Books | A Continuous Lean. - Page 3

Well Prepped

Sep 7th, 2010 | Categories: Books, Preppy | by Michael Williams

Not sure if you heard, but the follow-up to The Official Preppy Handbook —titled True Prep— is out today. When I first learned of the new book I instinctively cringed. Not to be pessimistic, but I just couldn’t see how anything could be as good as the original. Sort of like Wall Street II; the original is a classic and cannot be recreated. So why even try? Then one day this past spring I got invited to a press luncheon at Michael’s (a fancy N.Y. restaurant favored by media bigwigs) for the upcoming release of True Prep and needless to say I was intrigued. But before I tell you about that let’s talk about the original, The Official Preppy Handbook.





Required Viewing | Restrepo

Jun 28th, 2010 | Categories: Books, Film, Military | by Michael Williams

This past weekend I finished reading Sebastian Junger’s new book War — which along with the accompanying documentary Restrepo (directed by both Junger and photojournalist Tim Hetherington) — documents one U.S. Army platoon’s entire 15 month deployment to Afghanistan’s Korangal valley, one of the most dangerous places in the world. Rather than focusing on the politics of the War in Afghanistan, both War and Restrepo center on the soldiers on the front lines. The book and film are a sobering look at the everyday GIs that are out there in the shit; dividing their mountainous existence between boredom, firefights, reinforcing their post and dealing with the local Afghans. I highly recommend both the book and the film, which each provide a poignant perspective on the war in Afghanistan, and at the same time manage to avoid the pitfalls of the typical modern war documentary. [Restrepo / War]

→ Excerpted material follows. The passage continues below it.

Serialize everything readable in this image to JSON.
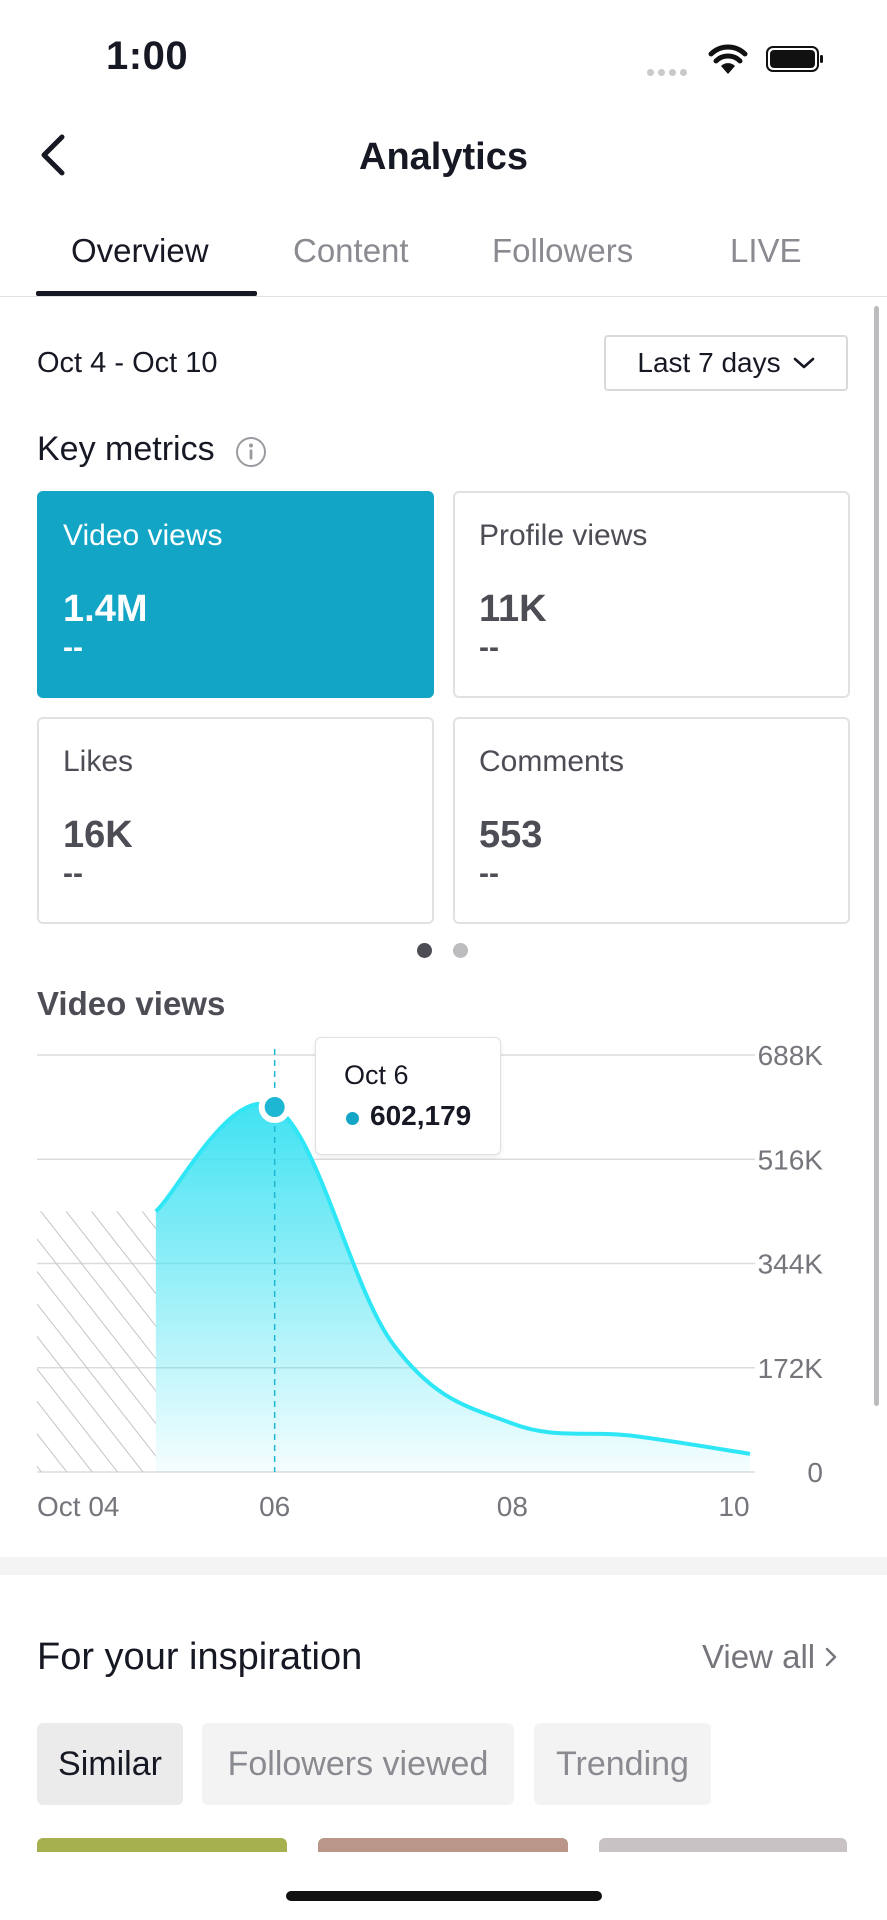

"Restrepo" film directors Sebastian Junger (left) and Tim Hetherington (right) at the Restrepo outpost in the Korengal Valley, Afghanistan.

Misha Pemble is startled by the sound of gunfire during a firefight across the valley with insurgents. Korengal Valley, Kunar Province, Afghanistan. June 2008.





Roadside America

Apr 8th, 2010 | Categories: Americana, Books | by Michael Williams

Another book I need to buy from Taschen is Roadside America by John Margolies. Similar in style to Los Angeles, and very obviously my type of vibe, the book covers everything from “main Street signs, movie theaters, gas stations, fast food restaurants, motels, roadside attractions, miniature golf courses, dinosaurs, giant figures and animals, and fantasy coastal resorts.” You know who else would love this book? Mr. Aaron Draplin.

Some great imagery from Roadside America is below. Enjoy.

Thunderbird Restaurant Sign, Mount Carmel, Utah, 1987





Los Angeles

Mar 23rd, 2010 | Categories: Americana, Books, Los Angeles, Photography | by Michael Williams

The Taschen New York store is directly across the street from my office and sometimes when I need to clear my head I’ll trot over there to flip through some of their beautiful books and drift off into another world. After I posted the old Kodachromes of L.A., a few people pointed me in the direction of Los Angeles, Portrait of a City and I was immediately sucked in to the amazing photography of an amazing city.





A Surly Sage, Gun-Toting Minnesotan and All-American Crank

Jul 31st, 2009 | Categories: Americana, Blogs, Books, Camping, Hunting & Fishing | by Michael Williams

Herter.jpg

The Trad in his infinite knowledge of interesting things points us to one of the most entertaining reads the Sunday Book Review has ever offered up. The gem of an essay is on Minnesota native and epic hook and bullet purveyor George Herter. The titles of Herter’s books alone make me love the guy. The archive includes: “How to Get Out of the Rat Race and Live on $10 a Month,” the popular “Bull Cook and Authentic Historical Recipes and Practices” and my personal favorite “How to Live With a Bitch.”





These Smokes Won't Kill You

Nov 6th, 2008 | Categories: Books, Design | by Michael Williams

My friend Rob in LA recently sent me a cool gift set of classic books in the shape of cigarette packs. The cleverly designed reading materials were produced by Tank Magazine and are aptly dubbed Tank Books. The set will make a great gift and won’t even cause cancer, unless you read them in front of the microwave that is.





Brooklyn Storefronts.

Apr 9th, 2008 | Categories: Books, Brooklyn, New York City | by Michael Williams

The New York Times City Room blog (and the omnipresent Sewell Chan) have a nice feature and interview with artist / photographer Paul Lacy about his new photography book of independent Brooklyn storefronts. New York is fortunate to have so many independent shops and restaurants. It is something that makes me love living here. The chains have gained a lot of ground, but the independent, family owned merchants are the inspiring and unique places that make New York special. Anyone that has been to B&H can attest. My own little collection of storefronts can be seen here.

Below: images from Lacy’s book.